After treating all kinds of illnesses during its history, the dispensary was solely a dental clinic by the 1960s.
Photo © Peter McKie.
Author George Whitmore.
Writer George Whitmore.
In 1986, writer and local resident George Whitmore was refused dental treatment because he had AIDS. Whitmore sued the dispensary, and the city’s Human Rights Commission fined the clinic $47,000.

In May 1989, the clinic announced that it was closing because of financial pressure. The Roman Catholic Diocese of New York bought the building in 1990 with the intention of turning it into a nursing home for AIDS patients, but residents protested and the plan was abandoned.

William Gottleib and family.
William Gottlieb (standing, far right) with family members. Gottleib passed away in 1999. His real estate empire is now run by his nephew, Neil Bender (in glasses).
Photo © New York Post.
In 1998, the Archdiocese of New York sold the building to William Gottleib, a well-known but reclusive investor in Greenwich Village real estate with a history of warehousing buildings.
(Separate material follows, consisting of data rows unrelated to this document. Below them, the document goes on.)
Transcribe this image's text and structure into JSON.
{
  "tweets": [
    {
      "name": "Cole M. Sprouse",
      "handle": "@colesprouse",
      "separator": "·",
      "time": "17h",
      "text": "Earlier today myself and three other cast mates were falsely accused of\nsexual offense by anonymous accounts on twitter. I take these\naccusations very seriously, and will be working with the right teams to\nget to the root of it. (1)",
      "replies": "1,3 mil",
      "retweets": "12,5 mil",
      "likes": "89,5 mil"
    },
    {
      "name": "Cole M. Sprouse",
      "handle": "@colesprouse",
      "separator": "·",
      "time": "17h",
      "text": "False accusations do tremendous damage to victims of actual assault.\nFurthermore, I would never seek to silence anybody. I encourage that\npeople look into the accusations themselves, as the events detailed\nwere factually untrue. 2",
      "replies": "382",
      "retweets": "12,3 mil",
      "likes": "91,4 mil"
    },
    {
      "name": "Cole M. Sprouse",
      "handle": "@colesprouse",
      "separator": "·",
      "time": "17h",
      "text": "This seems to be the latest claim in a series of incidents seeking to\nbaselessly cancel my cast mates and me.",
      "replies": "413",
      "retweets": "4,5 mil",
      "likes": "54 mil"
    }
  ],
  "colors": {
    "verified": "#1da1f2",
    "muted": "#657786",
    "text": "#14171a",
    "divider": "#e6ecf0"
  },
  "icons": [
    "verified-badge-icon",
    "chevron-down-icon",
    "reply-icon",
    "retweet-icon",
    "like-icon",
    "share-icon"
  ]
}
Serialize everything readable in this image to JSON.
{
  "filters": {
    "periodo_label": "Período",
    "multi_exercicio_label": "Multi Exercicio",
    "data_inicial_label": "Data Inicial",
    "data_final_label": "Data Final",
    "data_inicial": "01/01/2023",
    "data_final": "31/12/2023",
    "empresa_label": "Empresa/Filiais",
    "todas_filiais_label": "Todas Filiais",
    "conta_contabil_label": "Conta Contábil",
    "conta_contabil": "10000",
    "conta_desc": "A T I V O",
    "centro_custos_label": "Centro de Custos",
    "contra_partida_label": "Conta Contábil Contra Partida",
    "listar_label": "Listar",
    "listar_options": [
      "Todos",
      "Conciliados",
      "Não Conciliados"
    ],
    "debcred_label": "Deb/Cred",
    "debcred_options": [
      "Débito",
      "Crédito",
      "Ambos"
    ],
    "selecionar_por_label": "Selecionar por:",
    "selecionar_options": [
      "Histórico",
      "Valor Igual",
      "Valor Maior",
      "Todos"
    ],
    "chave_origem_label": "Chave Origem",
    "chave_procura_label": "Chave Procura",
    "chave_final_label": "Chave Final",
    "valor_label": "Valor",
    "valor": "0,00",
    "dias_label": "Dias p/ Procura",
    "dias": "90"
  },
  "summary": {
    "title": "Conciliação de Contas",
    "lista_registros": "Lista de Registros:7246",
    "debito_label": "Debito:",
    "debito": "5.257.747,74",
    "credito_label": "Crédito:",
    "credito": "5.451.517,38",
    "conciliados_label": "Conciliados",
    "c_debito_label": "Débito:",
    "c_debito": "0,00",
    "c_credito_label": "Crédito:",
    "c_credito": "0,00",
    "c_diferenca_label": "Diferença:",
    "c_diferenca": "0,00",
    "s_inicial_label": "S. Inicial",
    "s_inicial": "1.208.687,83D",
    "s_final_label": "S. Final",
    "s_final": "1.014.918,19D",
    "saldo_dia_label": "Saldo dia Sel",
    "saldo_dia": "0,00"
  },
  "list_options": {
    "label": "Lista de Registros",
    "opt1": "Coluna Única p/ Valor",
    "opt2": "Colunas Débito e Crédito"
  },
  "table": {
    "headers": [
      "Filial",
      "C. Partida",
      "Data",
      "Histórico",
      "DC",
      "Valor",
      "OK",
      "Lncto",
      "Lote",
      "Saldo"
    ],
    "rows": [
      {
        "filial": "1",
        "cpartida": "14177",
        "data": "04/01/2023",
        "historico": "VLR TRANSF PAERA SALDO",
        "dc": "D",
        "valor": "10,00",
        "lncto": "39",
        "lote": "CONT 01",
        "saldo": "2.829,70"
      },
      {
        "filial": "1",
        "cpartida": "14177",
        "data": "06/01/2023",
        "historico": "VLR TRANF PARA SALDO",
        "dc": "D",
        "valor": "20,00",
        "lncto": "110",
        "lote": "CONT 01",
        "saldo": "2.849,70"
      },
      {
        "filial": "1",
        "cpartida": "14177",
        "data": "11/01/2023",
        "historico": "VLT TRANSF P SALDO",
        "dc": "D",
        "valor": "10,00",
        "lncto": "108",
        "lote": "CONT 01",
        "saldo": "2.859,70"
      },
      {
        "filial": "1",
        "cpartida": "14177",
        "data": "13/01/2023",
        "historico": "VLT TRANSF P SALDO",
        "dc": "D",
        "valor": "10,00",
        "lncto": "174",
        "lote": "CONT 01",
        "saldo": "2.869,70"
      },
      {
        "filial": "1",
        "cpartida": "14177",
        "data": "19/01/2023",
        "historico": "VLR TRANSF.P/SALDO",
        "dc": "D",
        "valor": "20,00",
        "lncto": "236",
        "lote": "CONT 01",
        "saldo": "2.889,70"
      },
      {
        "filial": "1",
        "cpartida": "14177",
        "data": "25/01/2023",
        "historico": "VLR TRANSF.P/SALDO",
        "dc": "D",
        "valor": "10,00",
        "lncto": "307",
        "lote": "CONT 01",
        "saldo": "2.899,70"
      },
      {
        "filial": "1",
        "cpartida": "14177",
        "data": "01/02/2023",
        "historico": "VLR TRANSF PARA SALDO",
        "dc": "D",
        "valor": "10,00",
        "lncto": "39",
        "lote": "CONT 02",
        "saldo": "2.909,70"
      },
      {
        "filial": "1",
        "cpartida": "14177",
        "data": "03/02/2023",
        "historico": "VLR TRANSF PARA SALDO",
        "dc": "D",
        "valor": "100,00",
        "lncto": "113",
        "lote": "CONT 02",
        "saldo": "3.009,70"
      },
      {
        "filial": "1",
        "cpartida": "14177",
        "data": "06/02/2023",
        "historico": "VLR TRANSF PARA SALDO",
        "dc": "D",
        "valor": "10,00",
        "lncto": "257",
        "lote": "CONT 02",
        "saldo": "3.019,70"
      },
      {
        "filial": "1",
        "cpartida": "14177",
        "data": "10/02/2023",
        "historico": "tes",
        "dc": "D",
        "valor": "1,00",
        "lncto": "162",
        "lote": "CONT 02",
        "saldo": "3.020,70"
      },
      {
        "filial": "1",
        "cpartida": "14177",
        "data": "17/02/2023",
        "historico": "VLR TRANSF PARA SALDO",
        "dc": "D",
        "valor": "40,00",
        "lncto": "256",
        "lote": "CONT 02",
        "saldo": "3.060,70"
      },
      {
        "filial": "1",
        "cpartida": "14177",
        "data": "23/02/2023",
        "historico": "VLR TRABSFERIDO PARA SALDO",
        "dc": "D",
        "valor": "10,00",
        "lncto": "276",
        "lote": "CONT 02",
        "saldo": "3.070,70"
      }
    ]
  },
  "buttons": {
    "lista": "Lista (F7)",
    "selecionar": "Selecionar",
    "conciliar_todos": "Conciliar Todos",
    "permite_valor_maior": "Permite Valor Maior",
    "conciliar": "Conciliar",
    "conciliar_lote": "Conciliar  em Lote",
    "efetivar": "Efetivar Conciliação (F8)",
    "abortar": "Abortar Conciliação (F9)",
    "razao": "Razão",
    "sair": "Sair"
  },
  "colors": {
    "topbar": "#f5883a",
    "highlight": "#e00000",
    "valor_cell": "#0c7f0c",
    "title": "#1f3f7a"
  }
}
While that meant that some of his buildings became shabby with neglect, warehousing had a positive side, too. Andrew Berman, executive director of the Greenwich Village Society for Historic Preservation, told the New York Post, “Without a doubt, had it not been for Bill Gottlieb, there’s a lot of buildings in the West Village and Meatpacking District that would have been torn down and replaced with sort of very generic and forgettable new construction, but instead kind of lived to face another day.”

Gottleib continued his habit of warehousing with the dispensary, which has been vacant since 1999. In the fall of 2016, however, the Dispensary's windows were covered in paper (see first image) and workmen could be heard inside, though whether they were simply maintaining the building to comply with building codes or renovating it is unknown.